This expansion was a product of the free market, but government policies initiated in the mid-'90s, most especially tax cuts and activist policing that reduced crime, helped increase the gains. They stand in sharp contrast to the way city government treated small firms in the recession of 1989-1992—and the differences between the two eras is instructive for New York policymakers today.
As small neighborhood establishments were struggling in that devastating recession, state and city government hiked business taxes and fees to close budget gaps—and so sent firms of all types reeling. The Dinkins administration also buried firms under a mountain of tickets and fines for commercial violations amounting to an extra $20 million in fiscal 1992 alone.
Not surprisingly, business failures, evictions and defaults all rose dramatically, and minority business growth slowed appreciably. In fact, the city's tiny black-owned business community actually shrank from 1987 through 1992.
The Giuliani administration took a far different approach, focusing on tax cuts. The mayor also proclaimed that his most important economic tool would be to lower crime—a policy crucial to the economic revival in the outer boroughs, where the drug trade had ravaged retail strips, and theft, muggings and vandalism had drained the life out of manufacturing zones.
The economic effects of the crime-fighting successes are dramatic. By the early '90s, for instance, drug dealers had taken over much of a two-mile strip of Franklin Avenue in Crown Heights, driving away stores and frightening residents. But by the end of 1996, crime had fallen 45 percent. Hopeful local residents and community groups began to visit owners of boarded-up storefronts and encourage them to try to lease their properties again. Slowly, stores started coming back to life.
Some belonged to local residents who liked what they saw happening around them. Ann Marie Fraser, an accountant who had lived in the neighborhood for 20 years but operated a storefront tax service elsewhere in Brooklyn, decided to relocate to Franklin Avenue in 1999. Fraser was the first new business on a block with four boarded-up stores. Now, all the other shops have been rented too, she says.
Such success stories have been repeated in neighborhoods citywide. Yet the city's business community now faces a reversal of fortune prompted by the economic decline since Sept. 11.

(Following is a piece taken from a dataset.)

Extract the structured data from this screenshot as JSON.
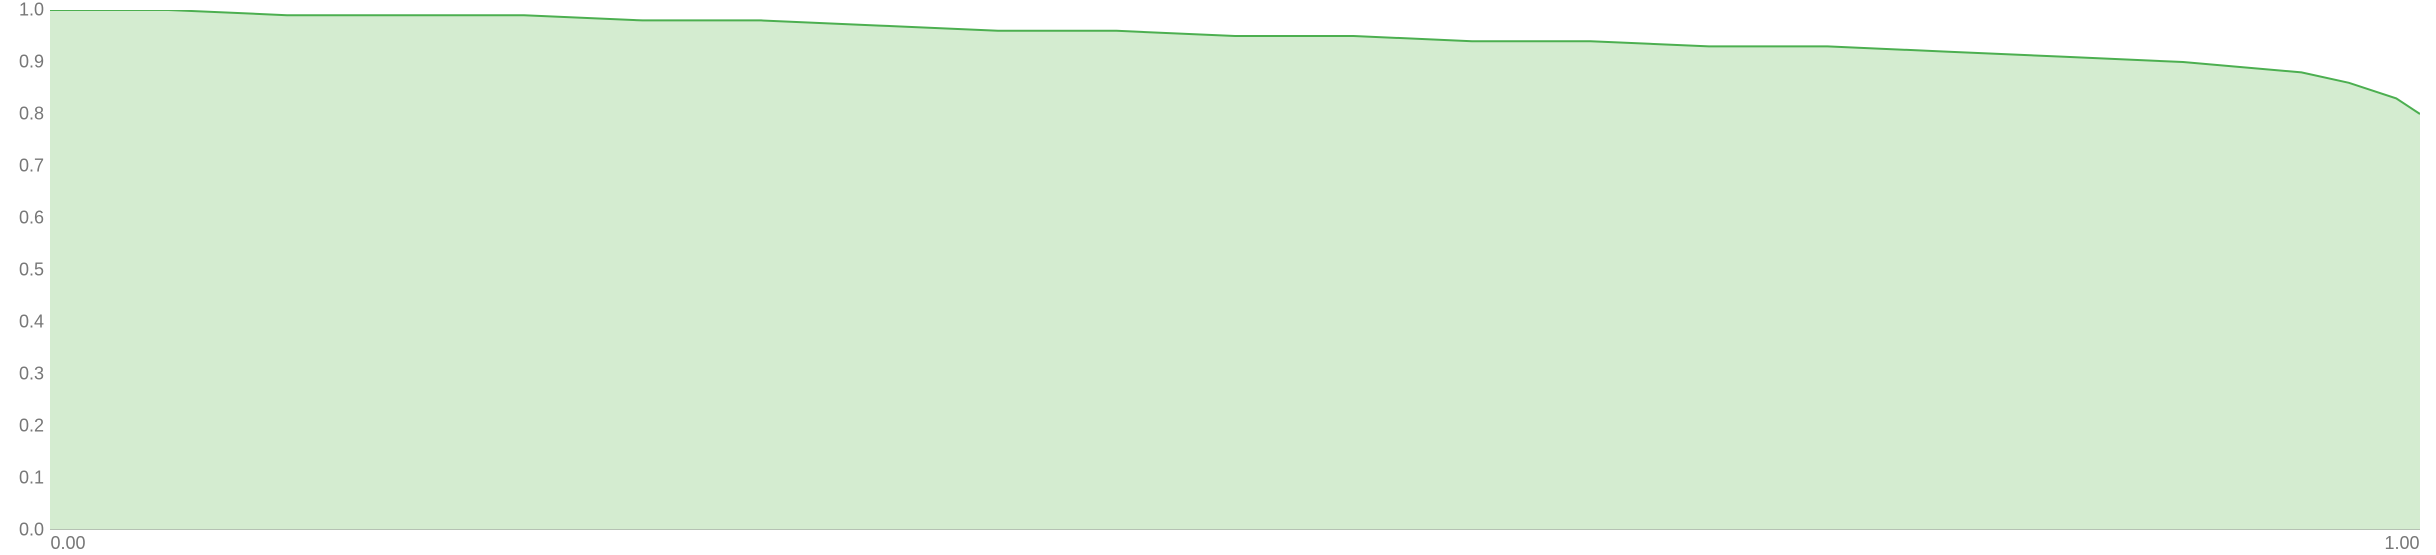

Facing a multibillion-dollar budget deficit, the new City Council has suggested a host of tax hikes, including an in-come-tax surcharge. This would be catastrophic for small businesses, not only because high personal tax rates dampen overall economic activity, but because the profits of many small firms are taxed as if they were the personal income of the owner.
Mayor Bloomberg should resist calls for such tax hikes, just as he should also resist a return to the Dinkins administration's minority set-aside programs for city contracts, also recently proposed by the City Council.
Though Mayor Giuliani ended the city's minority-contracting program in 1994, New York minority businesses went on to spectacularly outperform those in cities with minority-contracting quotas and preferences.
* In Houston, for instance, a city that has emphasized set-aside programs for 17 years, the ranks of minority entrepreneurs increased a paltry 11 percent between 1993 and 1997, compared with the 80 percent gain in New York.
* In Atlanta, after two decades of set-aside programs, minority businesses and sole proprietors grew at only half the pace of New York's gain in the last economic census.
Why the differences? Because what helps the overwhelming majority of minority firms—which don't do business with government—is not set-asides, but the city's overall economic climate. And any new initiatives that raise taxes, then try to offset those levies with affirmative-action programs, will only wind up hurting many more small businesses than they help.
Instead, to keep nurturing the city's entrepreneurs, lawmakers must first of all do no harm to them. Then they should hack away at taxes and regulations to make New York an easier, more profitable place to do business.
Never have minority entrepreneurs—and the city they enrich—had so much to gain, or to lose, from what city and state leaders do next.
Adapted from the current edition of City Journal magazine, where Steven Malanga is a contributing editor.